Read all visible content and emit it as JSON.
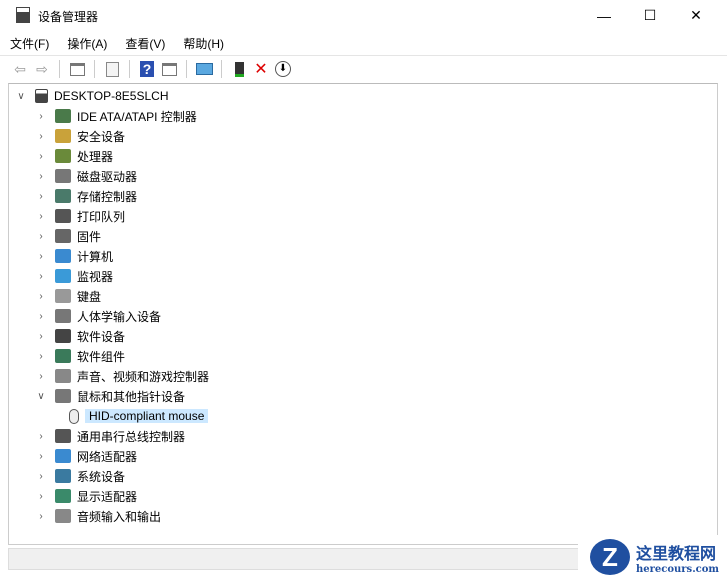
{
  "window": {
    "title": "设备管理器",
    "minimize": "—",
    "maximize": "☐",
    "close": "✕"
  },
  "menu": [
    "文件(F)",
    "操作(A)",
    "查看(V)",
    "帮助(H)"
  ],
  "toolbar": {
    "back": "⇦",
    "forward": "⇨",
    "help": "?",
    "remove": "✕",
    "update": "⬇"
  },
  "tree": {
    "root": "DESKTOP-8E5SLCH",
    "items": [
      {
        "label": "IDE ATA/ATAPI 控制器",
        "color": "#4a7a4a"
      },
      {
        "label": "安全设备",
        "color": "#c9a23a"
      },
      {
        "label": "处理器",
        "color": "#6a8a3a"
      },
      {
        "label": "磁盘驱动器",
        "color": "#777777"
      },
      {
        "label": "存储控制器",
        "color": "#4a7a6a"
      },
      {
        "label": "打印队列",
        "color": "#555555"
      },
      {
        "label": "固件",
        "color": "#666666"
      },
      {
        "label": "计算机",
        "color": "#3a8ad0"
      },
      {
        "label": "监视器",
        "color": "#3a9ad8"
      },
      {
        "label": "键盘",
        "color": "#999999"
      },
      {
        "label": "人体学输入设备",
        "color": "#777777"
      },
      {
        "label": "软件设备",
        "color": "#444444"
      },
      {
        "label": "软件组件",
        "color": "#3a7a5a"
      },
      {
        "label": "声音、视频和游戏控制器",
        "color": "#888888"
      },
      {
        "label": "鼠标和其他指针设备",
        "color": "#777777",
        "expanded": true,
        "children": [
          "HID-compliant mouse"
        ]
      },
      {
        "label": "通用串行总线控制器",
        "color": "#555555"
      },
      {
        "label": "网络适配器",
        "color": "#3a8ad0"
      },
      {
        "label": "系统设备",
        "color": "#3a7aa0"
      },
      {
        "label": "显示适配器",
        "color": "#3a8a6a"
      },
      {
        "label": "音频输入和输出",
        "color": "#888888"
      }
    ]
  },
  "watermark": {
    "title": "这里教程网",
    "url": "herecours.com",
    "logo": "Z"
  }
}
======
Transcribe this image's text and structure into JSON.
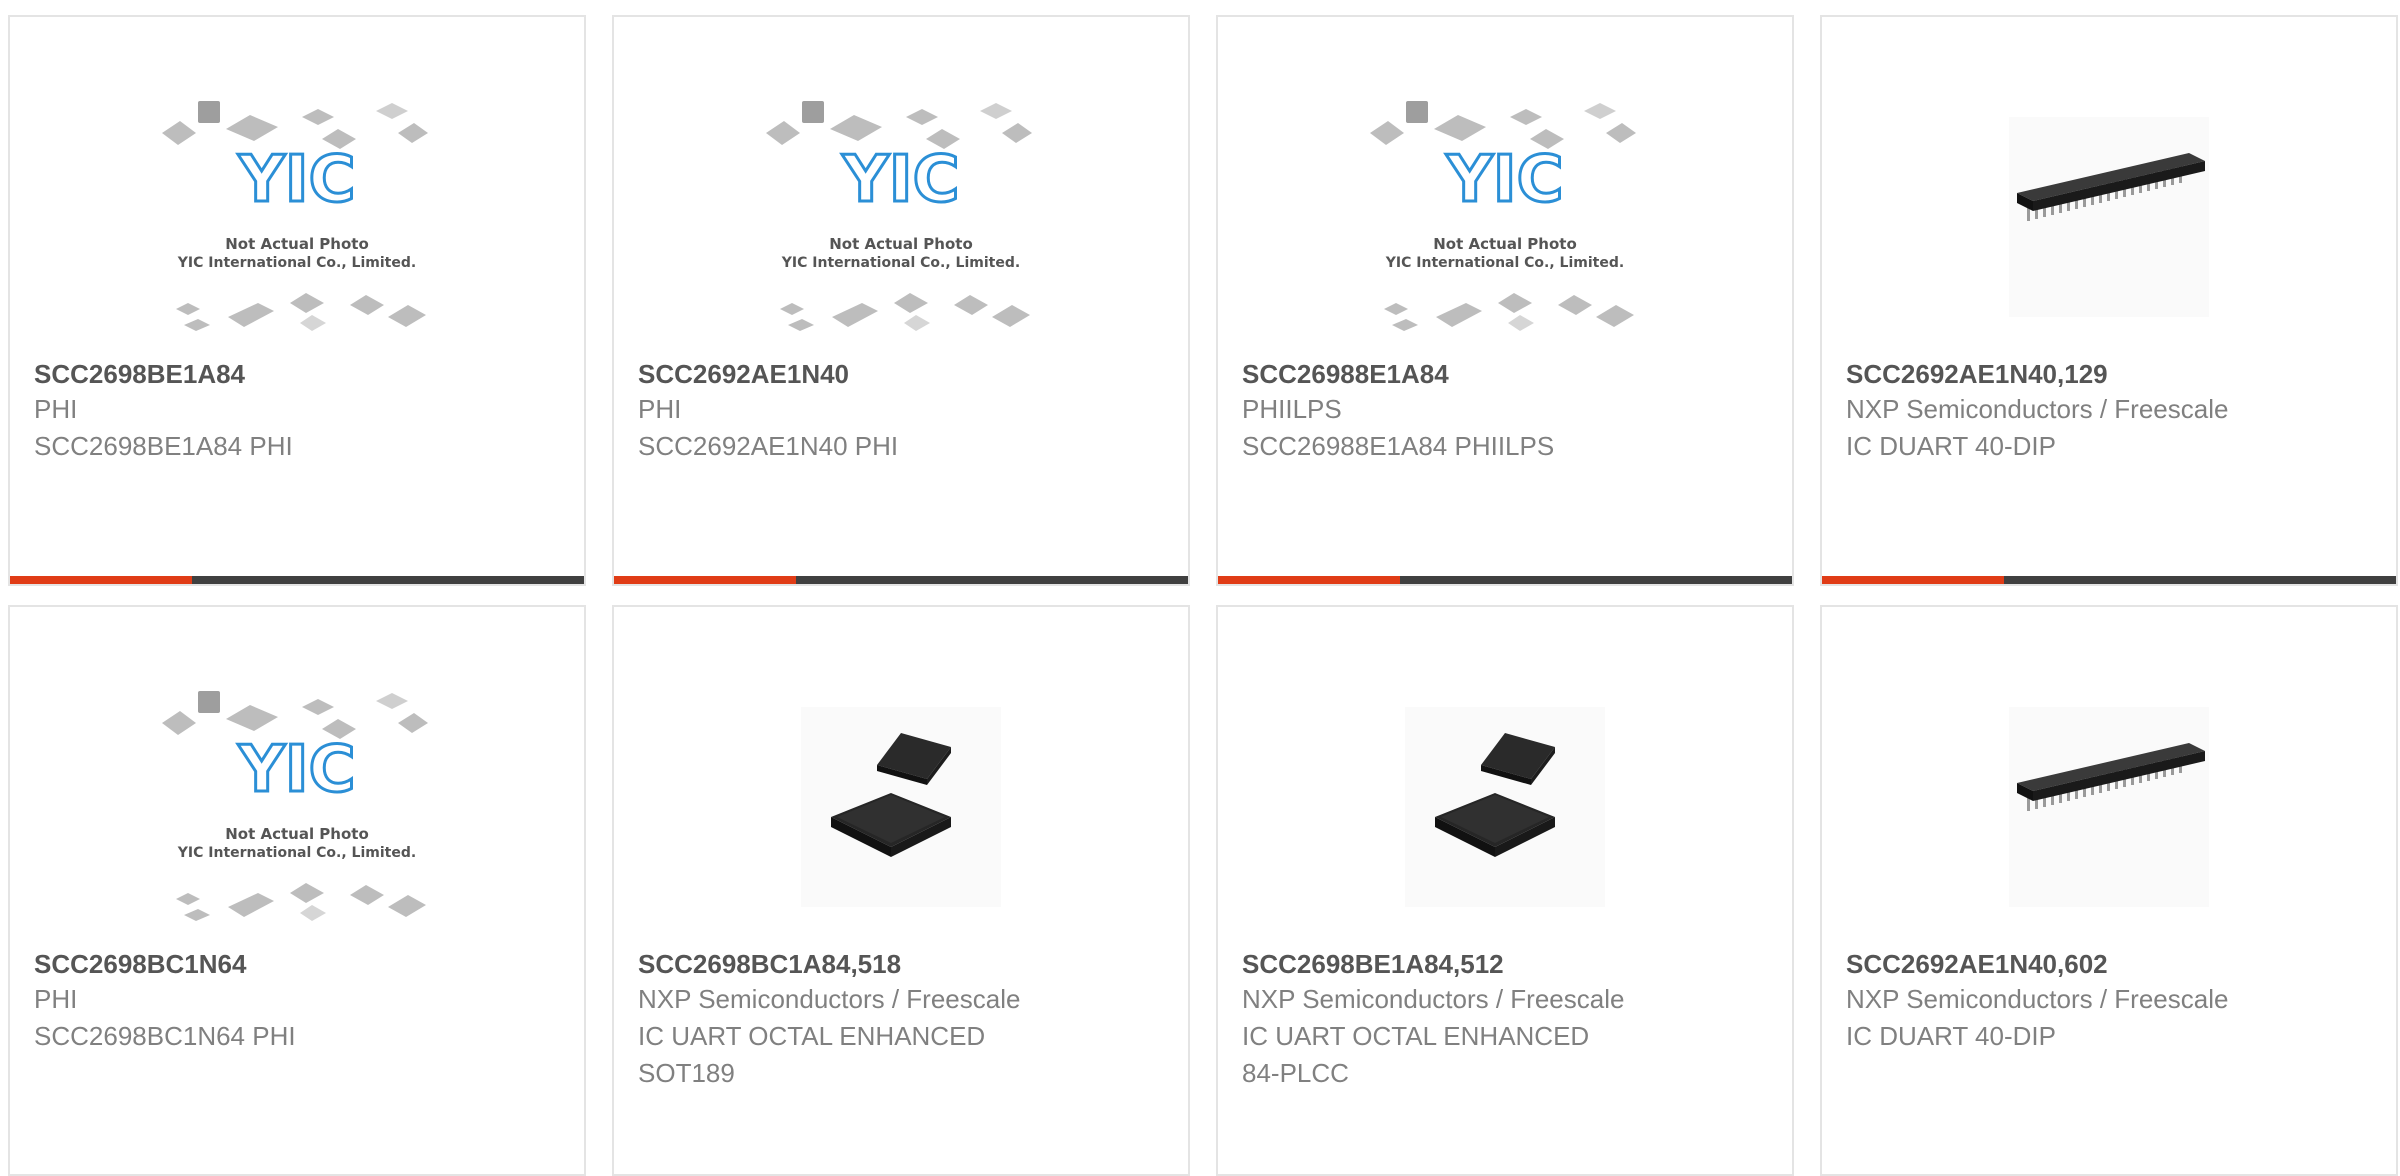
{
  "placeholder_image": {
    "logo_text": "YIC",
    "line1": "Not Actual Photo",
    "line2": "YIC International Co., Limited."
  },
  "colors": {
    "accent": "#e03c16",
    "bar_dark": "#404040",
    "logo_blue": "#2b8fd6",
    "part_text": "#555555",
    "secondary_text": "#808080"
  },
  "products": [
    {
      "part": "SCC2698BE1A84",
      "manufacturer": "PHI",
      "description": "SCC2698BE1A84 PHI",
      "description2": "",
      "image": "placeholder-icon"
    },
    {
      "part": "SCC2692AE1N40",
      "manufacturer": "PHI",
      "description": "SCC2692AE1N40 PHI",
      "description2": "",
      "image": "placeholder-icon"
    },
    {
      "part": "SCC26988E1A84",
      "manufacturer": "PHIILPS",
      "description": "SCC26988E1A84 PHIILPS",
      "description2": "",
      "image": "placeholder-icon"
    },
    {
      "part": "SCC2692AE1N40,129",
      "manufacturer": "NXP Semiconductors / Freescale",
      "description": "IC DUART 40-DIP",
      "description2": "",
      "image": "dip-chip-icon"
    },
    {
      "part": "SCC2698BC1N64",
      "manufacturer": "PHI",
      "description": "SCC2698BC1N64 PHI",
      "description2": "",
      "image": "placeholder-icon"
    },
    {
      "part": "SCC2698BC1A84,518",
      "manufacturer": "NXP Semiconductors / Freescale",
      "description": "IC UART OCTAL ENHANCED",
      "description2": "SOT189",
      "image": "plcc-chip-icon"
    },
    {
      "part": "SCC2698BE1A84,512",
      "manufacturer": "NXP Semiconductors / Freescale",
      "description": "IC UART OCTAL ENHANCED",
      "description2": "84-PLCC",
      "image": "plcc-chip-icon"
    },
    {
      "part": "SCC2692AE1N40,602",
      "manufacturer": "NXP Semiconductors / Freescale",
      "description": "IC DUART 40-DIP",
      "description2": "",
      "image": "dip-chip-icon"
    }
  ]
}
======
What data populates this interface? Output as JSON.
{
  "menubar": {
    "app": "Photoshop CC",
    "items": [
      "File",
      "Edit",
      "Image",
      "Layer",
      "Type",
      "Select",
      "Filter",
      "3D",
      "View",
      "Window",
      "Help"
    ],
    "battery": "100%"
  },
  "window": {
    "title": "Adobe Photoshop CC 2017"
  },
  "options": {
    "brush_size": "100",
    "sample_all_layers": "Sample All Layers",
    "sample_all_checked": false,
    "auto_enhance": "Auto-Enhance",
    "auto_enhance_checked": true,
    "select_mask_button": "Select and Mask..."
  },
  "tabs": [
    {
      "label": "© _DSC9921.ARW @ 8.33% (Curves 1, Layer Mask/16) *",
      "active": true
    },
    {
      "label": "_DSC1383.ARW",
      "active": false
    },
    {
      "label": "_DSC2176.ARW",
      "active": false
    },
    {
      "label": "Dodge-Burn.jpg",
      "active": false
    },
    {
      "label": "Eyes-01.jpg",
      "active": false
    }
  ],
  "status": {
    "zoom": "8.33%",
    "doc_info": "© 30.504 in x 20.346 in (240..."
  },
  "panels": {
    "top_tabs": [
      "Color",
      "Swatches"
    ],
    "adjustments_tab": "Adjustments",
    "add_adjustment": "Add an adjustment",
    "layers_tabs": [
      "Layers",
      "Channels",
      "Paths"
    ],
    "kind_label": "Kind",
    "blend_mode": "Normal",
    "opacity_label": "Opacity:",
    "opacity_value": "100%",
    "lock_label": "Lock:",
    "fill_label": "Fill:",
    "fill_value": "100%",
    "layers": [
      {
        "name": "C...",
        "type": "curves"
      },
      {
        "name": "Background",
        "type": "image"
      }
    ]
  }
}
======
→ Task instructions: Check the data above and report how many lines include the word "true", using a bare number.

→ Exercise output: 3